By Ralph Schwartz
I assume the Politics Blog’s readership falls off a cliff about this time on a Friday, only to bounce back on Monday, assuming Stark and I are posting items.
Still, this is the first good chance I’ve had in a while to attend to the Politics Blog. I’ve been working on a few bigger stories, including one on the Whatcom Tea Party and the stance of some of its officers against Agenda 21, the U.N. prescription for sustainable development practices worldwide.
In the story, which will appear on Sunday, Dec. 23, I only observe and report, I don’t judge. I do talk to some people who criticized those who subscribe to Agenda 21-as-a-plan-for-one-world-government as advancing an “unhinged conspiracy theory.” (Those words were from popular left-leaning blogger Riley Sweeney. *Apologies to Mr. Sweeney, by the way, for this post’s headline.)
A good news website for the conspiratorially inclined is WorldNetDaily, which emphasizes Barack Obama’s purported ineligibility for the presidency based on his birth status. Here’s a recent article from WND on that issue.

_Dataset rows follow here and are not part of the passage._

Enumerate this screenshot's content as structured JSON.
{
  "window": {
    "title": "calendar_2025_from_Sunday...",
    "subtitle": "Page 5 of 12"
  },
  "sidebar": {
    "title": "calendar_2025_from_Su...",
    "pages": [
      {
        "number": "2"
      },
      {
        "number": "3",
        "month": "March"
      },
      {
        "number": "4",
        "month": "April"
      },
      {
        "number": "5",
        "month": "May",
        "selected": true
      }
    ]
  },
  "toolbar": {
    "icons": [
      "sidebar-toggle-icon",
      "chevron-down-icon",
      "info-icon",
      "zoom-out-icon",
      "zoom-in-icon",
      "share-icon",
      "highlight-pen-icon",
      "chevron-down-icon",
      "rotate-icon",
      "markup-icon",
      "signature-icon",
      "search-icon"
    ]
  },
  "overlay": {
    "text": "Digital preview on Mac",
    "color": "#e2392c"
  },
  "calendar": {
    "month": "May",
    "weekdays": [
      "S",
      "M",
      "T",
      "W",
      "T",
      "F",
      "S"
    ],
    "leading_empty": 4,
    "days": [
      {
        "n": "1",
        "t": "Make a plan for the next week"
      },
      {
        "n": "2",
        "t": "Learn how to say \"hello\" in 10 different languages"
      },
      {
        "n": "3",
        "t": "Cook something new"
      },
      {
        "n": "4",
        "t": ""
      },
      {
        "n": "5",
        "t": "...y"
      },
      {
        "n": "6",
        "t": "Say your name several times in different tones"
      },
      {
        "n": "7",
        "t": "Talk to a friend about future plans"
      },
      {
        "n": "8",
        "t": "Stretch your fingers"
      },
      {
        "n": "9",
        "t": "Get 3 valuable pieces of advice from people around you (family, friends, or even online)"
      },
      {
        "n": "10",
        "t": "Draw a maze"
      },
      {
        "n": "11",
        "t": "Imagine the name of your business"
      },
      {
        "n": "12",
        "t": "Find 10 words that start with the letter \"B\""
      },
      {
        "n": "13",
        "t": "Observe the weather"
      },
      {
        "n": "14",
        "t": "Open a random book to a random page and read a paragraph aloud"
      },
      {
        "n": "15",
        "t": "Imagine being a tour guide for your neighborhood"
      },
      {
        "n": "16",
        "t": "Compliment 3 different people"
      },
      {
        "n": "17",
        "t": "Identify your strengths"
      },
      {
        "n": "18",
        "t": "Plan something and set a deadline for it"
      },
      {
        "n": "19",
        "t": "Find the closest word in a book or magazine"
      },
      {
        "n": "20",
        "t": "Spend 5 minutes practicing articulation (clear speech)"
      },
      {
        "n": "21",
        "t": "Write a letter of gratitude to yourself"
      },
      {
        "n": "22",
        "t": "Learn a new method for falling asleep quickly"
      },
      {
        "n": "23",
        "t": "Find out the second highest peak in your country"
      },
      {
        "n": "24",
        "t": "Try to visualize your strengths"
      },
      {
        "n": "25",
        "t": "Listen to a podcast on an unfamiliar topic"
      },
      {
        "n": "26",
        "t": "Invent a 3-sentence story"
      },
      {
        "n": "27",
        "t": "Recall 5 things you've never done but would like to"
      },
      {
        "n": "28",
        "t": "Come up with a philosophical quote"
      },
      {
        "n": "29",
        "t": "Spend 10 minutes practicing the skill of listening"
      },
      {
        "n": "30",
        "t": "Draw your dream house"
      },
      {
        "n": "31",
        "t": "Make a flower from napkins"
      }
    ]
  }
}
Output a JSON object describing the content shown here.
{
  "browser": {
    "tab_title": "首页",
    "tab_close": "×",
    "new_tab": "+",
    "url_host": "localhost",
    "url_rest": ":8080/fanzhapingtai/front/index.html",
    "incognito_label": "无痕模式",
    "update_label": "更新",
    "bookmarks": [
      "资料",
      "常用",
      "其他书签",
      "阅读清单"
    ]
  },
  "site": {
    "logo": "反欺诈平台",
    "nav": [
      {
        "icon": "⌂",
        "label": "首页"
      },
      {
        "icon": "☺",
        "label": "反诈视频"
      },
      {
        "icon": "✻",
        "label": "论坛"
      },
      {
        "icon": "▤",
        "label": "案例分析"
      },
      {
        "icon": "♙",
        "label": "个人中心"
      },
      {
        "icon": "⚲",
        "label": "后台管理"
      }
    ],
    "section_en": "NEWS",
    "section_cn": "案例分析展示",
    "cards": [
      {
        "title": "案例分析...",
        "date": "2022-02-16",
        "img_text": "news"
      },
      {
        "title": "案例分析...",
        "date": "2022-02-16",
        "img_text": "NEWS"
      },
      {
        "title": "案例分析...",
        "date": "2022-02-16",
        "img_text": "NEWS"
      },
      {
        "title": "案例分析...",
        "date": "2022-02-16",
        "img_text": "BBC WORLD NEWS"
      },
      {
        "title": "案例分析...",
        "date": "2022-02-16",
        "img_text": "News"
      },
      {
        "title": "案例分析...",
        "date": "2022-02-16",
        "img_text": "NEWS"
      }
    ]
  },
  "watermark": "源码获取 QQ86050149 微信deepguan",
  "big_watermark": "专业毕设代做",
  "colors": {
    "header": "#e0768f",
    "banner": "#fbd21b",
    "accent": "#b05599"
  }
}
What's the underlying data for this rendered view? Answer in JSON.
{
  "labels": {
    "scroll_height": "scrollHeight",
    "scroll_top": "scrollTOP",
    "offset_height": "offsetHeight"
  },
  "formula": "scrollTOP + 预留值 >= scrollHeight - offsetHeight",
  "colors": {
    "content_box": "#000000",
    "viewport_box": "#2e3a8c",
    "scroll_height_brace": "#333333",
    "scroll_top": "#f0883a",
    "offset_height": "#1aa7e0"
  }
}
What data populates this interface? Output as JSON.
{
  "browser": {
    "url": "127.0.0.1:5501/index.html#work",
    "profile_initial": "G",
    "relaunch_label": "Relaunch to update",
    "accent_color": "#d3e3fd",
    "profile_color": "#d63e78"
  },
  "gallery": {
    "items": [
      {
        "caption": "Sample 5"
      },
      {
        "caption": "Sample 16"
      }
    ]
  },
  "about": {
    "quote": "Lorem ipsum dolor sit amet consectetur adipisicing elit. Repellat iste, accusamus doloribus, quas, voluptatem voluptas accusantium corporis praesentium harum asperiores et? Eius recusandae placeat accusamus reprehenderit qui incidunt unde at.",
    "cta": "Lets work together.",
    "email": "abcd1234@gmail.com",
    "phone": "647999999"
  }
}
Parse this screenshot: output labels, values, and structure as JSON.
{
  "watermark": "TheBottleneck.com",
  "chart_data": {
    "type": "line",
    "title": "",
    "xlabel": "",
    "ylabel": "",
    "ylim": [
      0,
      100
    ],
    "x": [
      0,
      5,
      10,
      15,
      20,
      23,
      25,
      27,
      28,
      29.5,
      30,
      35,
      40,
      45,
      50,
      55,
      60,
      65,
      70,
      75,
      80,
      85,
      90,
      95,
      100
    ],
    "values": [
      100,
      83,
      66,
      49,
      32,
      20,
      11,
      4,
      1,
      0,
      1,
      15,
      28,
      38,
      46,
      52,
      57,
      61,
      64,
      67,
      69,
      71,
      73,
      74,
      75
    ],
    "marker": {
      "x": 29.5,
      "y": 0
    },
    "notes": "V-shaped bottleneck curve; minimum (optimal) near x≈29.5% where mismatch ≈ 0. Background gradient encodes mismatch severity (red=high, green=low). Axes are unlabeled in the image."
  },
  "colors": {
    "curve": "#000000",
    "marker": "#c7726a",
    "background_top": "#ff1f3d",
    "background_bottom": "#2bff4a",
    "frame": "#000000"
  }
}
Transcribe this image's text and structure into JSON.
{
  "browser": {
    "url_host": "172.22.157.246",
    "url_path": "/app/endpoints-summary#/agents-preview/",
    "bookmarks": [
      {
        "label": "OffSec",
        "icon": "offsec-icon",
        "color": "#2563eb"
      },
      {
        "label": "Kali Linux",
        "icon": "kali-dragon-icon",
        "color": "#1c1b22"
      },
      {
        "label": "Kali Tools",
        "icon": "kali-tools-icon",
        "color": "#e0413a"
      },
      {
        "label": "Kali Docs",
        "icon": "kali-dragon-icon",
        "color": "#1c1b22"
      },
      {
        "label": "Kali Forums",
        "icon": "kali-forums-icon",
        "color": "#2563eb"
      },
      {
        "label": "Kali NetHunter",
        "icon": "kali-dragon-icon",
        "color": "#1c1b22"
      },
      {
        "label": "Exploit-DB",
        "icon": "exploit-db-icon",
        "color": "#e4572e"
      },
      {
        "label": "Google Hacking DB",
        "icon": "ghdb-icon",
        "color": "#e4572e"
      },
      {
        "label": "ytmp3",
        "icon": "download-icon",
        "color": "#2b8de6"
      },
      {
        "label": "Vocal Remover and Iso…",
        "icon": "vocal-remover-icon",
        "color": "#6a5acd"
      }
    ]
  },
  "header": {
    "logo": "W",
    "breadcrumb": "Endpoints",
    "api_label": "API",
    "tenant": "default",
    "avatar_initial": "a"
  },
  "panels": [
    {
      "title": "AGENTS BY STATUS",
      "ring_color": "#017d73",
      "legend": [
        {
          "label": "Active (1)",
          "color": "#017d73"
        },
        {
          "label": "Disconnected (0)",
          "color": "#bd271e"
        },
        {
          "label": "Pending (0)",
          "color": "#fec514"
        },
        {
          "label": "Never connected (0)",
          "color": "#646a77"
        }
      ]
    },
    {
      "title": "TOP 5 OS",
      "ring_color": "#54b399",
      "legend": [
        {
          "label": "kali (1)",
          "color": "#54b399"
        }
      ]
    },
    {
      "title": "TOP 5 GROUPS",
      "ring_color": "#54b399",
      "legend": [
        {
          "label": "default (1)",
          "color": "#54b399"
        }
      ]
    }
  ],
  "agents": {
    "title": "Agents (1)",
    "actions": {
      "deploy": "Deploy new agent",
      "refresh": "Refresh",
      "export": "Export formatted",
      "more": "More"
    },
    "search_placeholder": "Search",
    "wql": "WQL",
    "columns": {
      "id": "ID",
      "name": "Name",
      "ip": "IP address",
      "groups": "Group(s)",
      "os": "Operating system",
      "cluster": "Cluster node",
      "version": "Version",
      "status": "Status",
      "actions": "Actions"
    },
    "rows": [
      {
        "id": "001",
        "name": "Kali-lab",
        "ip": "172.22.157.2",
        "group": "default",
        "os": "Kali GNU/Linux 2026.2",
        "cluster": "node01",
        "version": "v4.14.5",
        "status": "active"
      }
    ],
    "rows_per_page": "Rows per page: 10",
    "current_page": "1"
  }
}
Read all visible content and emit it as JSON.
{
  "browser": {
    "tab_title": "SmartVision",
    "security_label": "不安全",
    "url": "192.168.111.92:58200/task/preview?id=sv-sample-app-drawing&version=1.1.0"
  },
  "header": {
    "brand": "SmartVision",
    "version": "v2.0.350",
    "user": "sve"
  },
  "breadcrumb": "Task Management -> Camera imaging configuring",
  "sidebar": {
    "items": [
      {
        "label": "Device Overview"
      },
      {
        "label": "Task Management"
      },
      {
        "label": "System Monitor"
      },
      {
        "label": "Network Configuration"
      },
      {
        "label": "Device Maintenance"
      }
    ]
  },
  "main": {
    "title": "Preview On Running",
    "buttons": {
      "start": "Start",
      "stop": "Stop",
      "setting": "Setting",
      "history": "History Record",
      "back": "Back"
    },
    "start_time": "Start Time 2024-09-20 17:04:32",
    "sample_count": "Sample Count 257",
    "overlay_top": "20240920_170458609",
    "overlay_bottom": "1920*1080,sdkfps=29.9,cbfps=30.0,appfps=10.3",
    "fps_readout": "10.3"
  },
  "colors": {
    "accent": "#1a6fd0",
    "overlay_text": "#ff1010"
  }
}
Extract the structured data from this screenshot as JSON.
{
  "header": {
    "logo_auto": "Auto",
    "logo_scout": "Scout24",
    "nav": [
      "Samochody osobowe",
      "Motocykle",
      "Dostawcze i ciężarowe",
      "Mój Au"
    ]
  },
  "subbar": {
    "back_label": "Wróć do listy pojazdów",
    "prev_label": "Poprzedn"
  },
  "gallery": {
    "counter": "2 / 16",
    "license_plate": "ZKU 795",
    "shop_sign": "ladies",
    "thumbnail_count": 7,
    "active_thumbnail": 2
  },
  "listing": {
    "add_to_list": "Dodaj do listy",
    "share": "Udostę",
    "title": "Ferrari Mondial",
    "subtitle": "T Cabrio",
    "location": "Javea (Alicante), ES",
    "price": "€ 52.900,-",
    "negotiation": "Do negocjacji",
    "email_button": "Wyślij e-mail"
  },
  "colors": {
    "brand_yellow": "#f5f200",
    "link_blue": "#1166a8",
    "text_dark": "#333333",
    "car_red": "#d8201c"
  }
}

Rosa Koire is an author who is well spoken on the notion that the U.N. plan is being practiced, wittingly or not, by local governments in Whatcom County and elsewhere. She spoke to a friendly audience (at least it was friendly in the first hour; I didn’t watch beyond that) at Western Washington University in October, which you can see in this video.
One other thing, to make sure we’re all on the same page. With social media we’re in a new era, and a lot of people still don’t know the rules. Here’s one rule relating to Facebook: Imagine you are a public figure, and you post on Facebook something that’s in the public interest, *and* your Facebook page is visible to the public such that I can see it even though I am not your friend. That information is already out there for the whole world to see, so if I write about it in The Herald or post it on this blog because it has news value, then I am simply doing my job as a journalist. In this case, Facebook is just another source of information for me.
If you’re posting about your dog’s trip to the vet, or a photo of your first-grader’s latest school project, it’s safe to say I’ll leave it alone.
Bottom line: On Facebook, just as on any other blog site or website, public means public.
I have a few more “odds and ends” that I’ve held onto, to post next week. Hope you get away from your digital devices long enough to have some quality time with family then.